Omar Infante is hitting .222, which is bad. Infante has 0 home runs, which is bad. Infante has walked three times this year in 165 chances, which is bad. Meanwhile, the Royals have another player on the roster who might be a great, seamless replacement--Christian Colon. Colon has played good defense and has an on base percentage over 120 points better than Infante. He's also just 26 years old and a former first-round pick.
610 Sports Radio talked to Ned Yost yesterday morning at 9:00 as they always do on Wednesdays, and they asked Ned this question.
Um, no thought? At all?
Yeah, ok, Ned, that probably counts as a thought, but whatever. Let's just assume the Royals can't use Colon and also assume that they purchased no laxatives to help move along the issue. It's ok. Don't panic. The Royals can still improve Infante. Here's how.
1. PUT INFANTE ON A GLUTEN-FREE DIET
Look, Infante just isn't in the best shape of his life. He's 33 and halfway to 34. It's totally natural that Infante should be having some problems. But you know what will help? Not gluten, that's what. Reportedly, Infante is a ravenous consumer of jaffa cakes, and his rapid and violent arm motion from hand to box is why he has bone spurs in his elbow. Remove the gluten, remove the bone spurs. Checkmate, nerds.
Plus, gluten does other terrible things to your body:
- Gluten causes scurvy
- Gluten allows for the atrocity of St. Louis pizza
- Gluten causes walk rates to dramatically fall
- Gluten disrupts domes
This is a really easy thing for the Royals to do. After a detox period, Omar Infante will be as good as new. We can only hope a gluten-free lifestyle will help Infante overcome poor play.
2. CYBORGIFY INFANTE
Contrary to popular belief, there is nothing in the player's agreement, Infante's contract, or MLB rules that prohibit the use of robotic parts. Here is the total mention of robotics in any of those documents:
That's not invisible ink, that's nothing. Zero. Nada. Just like Infante's offensive contributions to the club.
The Royals are already using cyborgs in their bullpen; how else can you explain Greg Holland, Wade Davis, and Kelvin Herrera? Cyborg parts have apparently been added to Chris Young, Ryan Madson, and Luke Hochevar. It's only a matter of time for Infante.
In fact, I've got a mock-up of the cyborg revolution in baseball:
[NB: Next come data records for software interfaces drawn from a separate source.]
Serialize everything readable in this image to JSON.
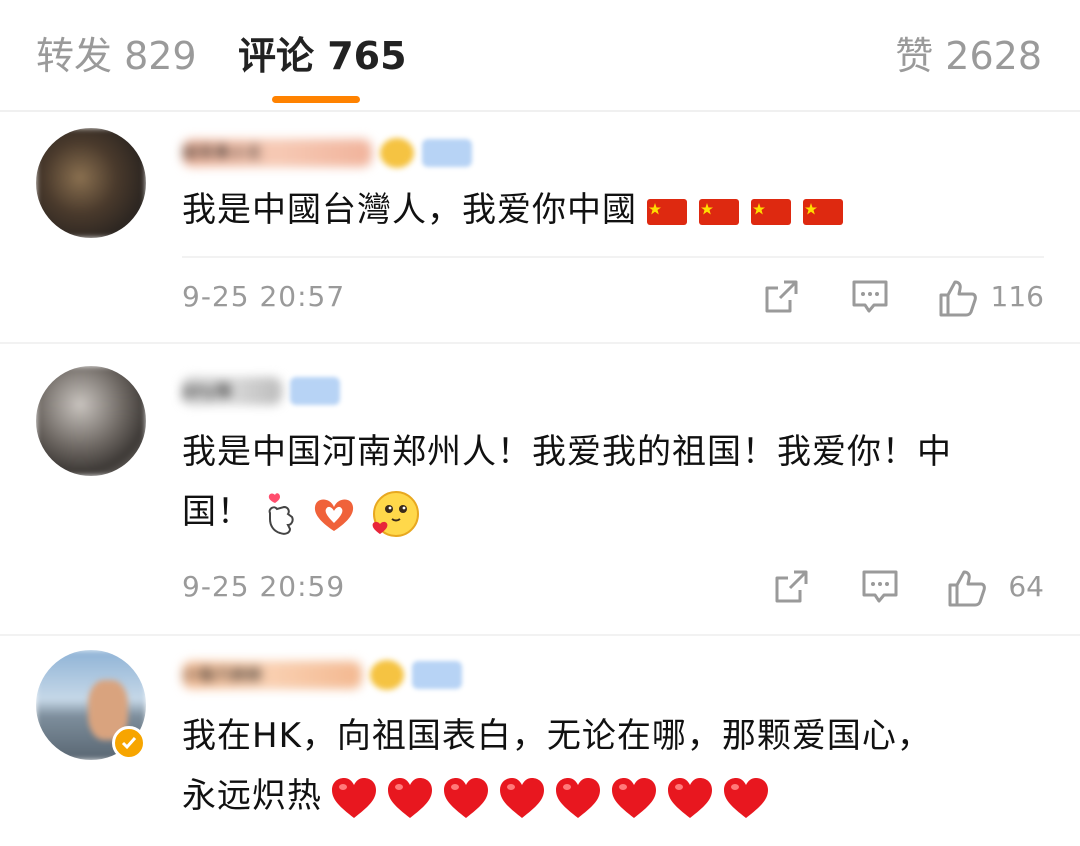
{
  "tabs": {
    "reposts_label": "转发 829",
    "comments_label": "评论 765",
    "likes_label": "赞 2628"
  },
  "comments": [
    {
      "username": "缇菲黄小文",
      "text": "我是中國台灣人，我爱你中國",
      "emoji": [
        "flag-cn-icon",
        "flag-cn-icon",
        "flag-cn-icon",
        "flag-cn-icon"
      ],
      "time": "9-25 20:57",
      "likes": "116"
    },
    {
      "username": "jony猫",
      "text_line1": "我是中国河南郑州人！我爱我的祖国！我爱你！中",
      "text_line2": "国！",
      "emoji": [
        "finger-heart-icon",
        "heart-hands-icon",
        "smiley-heart-icon"
      ],
      "time": "9-25 20:59",
      "likes": "64"
    },
    {
      "username": "小猫爪赫赫",
      "text_line1": "我在HK，向祖国表白，无论在哪，那颗爱国心，",
      "text_line2": "永远炽热",
      "emoji": [
        "red-heart-icon",
        "red-heart-icon",
        "red-heart-icon",
        "red-heart-icon",
        "red-heart-icon",
        "red-heart-icon",
        "red-heart-icon",
        "red-heart-icon"
      ]
    }
  ],
  "colors": {
    "accent": "#ff8200",
    "meta_text": "#9a9a9a",
    "verified": "#f7a500"
  }
}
It's really simple; just replace all of Infante's parts with better ones. Sure, Infante may end up looking like Gunhead here, but he's shiny and blue, just like the Royals' American League Championship flag.
3. GIVE INFANTE PERFORMANCE ENHANCING DRUGS
Wait...we've been down this road before. Uh, never mind.
4. INFANTE MUST BELIEVE IN HIMSELF
They say that 50% of the game is 90% mental. By my calculations, this makes baseball 140% mental. Compared to the -40% part of baseball that is physical, mental approach is extremely important.
Infante just does not have his mojo. You can tell when he steps up to the plate--the detached stare towards the pitcher, the quivering left eyebrow on Thursdays, the swings and misses on Louis Coleman sliders from Omaha. There are a couple ways Infante can improve his mental game. The first comes from our very own Ned Yost:
"I do not allow negative thoughts into my mind," Yost said one day last week. "If they start creeping in, I stop it. Kick ’em out."
Asked for a demonstration of this practice, his hands gripped his chair. His head shook. His eyes bulged. "Stop!" he shouted.
In this case, Infante can perhaps grip the closest official's supple, strong hand as he purges the negativity from his body. That will allow him to relax and firmly stroke the ball for a score.
Infante can also employ the esteemed Shia Archibald Labeouf as his personal trainer.
Don't let your dreams stay dreams, Infante.
We need you.